• EXERCISE BRIEF
From the entries below, copy out every line with "kind" in it.

• RECORDS SHOWN
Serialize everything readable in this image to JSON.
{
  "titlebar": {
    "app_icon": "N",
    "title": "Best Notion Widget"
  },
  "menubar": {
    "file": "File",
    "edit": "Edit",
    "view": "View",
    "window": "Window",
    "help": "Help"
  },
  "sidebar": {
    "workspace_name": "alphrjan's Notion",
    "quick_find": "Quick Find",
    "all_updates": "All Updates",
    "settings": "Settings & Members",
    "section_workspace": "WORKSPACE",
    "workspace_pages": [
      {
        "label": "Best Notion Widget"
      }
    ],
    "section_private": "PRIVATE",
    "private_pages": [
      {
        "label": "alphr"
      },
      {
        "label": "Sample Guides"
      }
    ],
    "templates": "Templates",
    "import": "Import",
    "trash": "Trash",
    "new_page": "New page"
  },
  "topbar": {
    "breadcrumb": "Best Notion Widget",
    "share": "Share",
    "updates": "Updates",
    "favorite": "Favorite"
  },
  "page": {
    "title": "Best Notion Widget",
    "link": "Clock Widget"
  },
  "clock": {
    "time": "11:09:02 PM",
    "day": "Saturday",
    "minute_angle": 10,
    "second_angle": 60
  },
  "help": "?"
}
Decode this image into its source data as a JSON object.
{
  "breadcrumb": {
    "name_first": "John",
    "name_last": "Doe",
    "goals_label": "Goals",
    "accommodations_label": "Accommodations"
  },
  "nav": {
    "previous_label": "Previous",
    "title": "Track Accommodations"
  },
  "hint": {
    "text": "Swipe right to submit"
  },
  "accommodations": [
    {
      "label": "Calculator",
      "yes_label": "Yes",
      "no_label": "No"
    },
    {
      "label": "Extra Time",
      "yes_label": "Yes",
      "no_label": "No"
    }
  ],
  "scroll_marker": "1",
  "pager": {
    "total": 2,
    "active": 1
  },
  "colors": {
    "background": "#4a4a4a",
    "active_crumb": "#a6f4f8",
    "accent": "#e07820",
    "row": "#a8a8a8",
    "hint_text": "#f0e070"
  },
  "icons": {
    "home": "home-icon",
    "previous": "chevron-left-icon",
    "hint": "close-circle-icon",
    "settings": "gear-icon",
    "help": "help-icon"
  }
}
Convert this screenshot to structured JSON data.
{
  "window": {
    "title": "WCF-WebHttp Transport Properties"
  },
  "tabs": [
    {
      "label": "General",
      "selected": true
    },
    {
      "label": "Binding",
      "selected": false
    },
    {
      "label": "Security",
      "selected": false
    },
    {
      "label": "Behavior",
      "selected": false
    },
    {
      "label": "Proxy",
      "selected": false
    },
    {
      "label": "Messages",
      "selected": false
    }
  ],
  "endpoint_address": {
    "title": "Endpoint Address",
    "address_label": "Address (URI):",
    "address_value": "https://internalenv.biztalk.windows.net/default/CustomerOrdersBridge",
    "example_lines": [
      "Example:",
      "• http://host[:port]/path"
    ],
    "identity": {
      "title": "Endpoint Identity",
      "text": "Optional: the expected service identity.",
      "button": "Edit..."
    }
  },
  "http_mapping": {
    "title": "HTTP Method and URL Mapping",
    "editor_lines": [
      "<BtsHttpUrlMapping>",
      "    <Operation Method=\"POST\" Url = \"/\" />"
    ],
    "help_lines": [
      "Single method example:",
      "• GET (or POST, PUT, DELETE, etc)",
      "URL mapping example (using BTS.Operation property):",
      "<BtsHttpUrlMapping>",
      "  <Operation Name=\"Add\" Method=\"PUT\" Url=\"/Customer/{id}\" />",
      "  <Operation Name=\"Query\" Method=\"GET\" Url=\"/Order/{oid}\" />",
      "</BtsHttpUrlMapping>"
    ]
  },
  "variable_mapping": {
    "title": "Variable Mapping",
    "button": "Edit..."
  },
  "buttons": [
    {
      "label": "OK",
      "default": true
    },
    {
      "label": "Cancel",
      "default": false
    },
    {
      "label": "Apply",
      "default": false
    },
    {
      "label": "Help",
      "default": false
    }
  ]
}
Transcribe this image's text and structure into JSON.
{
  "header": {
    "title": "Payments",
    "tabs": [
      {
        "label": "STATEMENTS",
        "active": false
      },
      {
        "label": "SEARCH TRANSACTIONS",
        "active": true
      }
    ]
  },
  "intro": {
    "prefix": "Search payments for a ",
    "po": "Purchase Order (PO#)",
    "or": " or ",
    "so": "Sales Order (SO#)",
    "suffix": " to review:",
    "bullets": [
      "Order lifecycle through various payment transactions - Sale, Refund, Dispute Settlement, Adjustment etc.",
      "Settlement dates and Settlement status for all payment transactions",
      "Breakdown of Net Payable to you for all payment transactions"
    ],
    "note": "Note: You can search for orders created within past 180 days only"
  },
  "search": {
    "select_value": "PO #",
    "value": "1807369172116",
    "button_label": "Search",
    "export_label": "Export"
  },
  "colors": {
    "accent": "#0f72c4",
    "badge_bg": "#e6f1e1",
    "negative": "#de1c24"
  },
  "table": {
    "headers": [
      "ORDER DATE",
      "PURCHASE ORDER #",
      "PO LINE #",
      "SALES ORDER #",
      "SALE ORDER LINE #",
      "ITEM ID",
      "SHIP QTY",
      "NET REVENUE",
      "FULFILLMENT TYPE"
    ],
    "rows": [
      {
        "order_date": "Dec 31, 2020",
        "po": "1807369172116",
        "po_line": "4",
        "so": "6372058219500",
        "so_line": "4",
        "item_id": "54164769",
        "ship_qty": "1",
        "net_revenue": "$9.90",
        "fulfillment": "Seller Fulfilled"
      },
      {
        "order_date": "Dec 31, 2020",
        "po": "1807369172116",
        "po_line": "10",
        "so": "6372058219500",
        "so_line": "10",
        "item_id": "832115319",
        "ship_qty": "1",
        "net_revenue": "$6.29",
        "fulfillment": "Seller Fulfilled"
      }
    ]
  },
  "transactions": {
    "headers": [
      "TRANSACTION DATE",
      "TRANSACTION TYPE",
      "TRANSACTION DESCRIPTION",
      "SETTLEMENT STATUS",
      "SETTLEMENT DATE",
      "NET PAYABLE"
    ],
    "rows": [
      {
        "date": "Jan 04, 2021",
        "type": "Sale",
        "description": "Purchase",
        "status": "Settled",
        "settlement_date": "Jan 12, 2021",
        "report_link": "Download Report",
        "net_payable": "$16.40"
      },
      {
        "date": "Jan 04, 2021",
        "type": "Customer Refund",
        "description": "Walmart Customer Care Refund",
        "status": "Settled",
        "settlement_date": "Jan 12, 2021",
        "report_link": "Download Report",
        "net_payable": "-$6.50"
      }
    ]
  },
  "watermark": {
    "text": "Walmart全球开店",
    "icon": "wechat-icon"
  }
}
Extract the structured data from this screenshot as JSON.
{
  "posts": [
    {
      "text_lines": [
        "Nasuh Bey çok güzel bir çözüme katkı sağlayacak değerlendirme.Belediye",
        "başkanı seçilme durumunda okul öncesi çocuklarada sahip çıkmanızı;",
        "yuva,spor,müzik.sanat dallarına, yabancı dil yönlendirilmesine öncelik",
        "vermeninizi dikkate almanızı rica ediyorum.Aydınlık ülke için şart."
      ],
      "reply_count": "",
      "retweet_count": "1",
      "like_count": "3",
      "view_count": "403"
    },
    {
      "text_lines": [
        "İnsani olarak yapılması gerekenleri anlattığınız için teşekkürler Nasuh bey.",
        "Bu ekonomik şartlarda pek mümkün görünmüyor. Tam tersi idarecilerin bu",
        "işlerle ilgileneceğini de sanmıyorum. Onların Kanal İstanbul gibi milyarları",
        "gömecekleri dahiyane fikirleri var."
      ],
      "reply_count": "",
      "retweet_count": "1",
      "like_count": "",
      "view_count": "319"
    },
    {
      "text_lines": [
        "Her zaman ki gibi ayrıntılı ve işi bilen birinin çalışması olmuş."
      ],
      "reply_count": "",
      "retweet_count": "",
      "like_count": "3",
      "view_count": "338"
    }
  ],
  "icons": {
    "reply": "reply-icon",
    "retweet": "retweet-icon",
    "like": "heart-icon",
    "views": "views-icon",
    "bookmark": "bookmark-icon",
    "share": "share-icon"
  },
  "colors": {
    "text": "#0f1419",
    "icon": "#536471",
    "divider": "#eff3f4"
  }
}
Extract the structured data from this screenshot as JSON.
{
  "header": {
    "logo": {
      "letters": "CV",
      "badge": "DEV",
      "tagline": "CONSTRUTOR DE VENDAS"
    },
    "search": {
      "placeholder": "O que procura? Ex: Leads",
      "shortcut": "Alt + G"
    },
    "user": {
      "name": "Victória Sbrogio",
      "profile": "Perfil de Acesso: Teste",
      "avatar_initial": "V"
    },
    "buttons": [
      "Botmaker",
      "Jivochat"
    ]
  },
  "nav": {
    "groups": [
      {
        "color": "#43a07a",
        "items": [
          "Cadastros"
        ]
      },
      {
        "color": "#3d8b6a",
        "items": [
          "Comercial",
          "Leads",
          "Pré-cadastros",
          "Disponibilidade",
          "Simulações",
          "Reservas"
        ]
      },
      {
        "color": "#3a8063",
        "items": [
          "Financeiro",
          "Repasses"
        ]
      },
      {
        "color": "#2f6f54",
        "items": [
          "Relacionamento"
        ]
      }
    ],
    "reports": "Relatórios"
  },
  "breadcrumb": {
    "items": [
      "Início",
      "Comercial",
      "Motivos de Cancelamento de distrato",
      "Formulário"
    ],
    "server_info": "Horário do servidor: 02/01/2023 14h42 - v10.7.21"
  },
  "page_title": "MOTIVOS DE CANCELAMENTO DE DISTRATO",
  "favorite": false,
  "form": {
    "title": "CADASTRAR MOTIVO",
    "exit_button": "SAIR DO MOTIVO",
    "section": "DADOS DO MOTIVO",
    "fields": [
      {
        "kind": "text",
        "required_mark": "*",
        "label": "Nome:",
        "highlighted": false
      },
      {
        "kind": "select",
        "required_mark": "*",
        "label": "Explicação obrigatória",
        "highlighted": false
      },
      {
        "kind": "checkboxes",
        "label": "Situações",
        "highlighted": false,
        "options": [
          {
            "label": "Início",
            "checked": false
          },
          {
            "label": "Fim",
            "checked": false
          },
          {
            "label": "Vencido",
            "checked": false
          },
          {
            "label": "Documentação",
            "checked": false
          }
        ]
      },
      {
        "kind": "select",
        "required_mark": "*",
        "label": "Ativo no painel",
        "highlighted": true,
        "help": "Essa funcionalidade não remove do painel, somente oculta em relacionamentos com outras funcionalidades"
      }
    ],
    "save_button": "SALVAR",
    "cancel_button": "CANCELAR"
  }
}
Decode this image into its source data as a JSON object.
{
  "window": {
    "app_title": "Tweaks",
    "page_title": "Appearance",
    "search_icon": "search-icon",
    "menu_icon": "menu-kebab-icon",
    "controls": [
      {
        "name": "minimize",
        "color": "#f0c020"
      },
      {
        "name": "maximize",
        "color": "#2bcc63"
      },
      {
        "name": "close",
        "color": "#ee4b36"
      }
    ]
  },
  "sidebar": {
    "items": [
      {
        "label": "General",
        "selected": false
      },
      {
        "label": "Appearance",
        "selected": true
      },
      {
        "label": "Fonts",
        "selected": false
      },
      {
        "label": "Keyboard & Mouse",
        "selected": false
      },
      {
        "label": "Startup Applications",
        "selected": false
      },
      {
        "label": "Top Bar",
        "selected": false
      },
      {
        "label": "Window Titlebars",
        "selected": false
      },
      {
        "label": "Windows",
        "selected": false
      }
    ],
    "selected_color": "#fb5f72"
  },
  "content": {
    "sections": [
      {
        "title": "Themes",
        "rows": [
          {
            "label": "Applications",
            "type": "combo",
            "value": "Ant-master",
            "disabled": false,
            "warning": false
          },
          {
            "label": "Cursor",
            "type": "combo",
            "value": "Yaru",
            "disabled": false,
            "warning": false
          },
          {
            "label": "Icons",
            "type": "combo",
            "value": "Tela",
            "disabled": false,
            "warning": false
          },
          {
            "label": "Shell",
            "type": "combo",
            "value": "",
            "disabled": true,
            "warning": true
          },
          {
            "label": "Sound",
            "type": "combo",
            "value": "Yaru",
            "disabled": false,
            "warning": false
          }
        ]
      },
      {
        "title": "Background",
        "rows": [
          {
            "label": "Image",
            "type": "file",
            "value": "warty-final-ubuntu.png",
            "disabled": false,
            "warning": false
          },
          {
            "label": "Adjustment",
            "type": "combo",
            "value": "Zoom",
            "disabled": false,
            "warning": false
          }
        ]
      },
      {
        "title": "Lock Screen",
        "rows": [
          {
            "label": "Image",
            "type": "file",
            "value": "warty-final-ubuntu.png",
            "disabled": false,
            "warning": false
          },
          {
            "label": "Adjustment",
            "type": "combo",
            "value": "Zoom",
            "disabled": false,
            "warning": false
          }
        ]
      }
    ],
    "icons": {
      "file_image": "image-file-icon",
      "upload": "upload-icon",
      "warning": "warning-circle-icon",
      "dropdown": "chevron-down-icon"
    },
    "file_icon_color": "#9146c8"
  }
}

• RESULT OF THIS EXERCISE
        "kind": "text",
        "kind": "select",
        "kind": "checkboxes",
        "kind": "select",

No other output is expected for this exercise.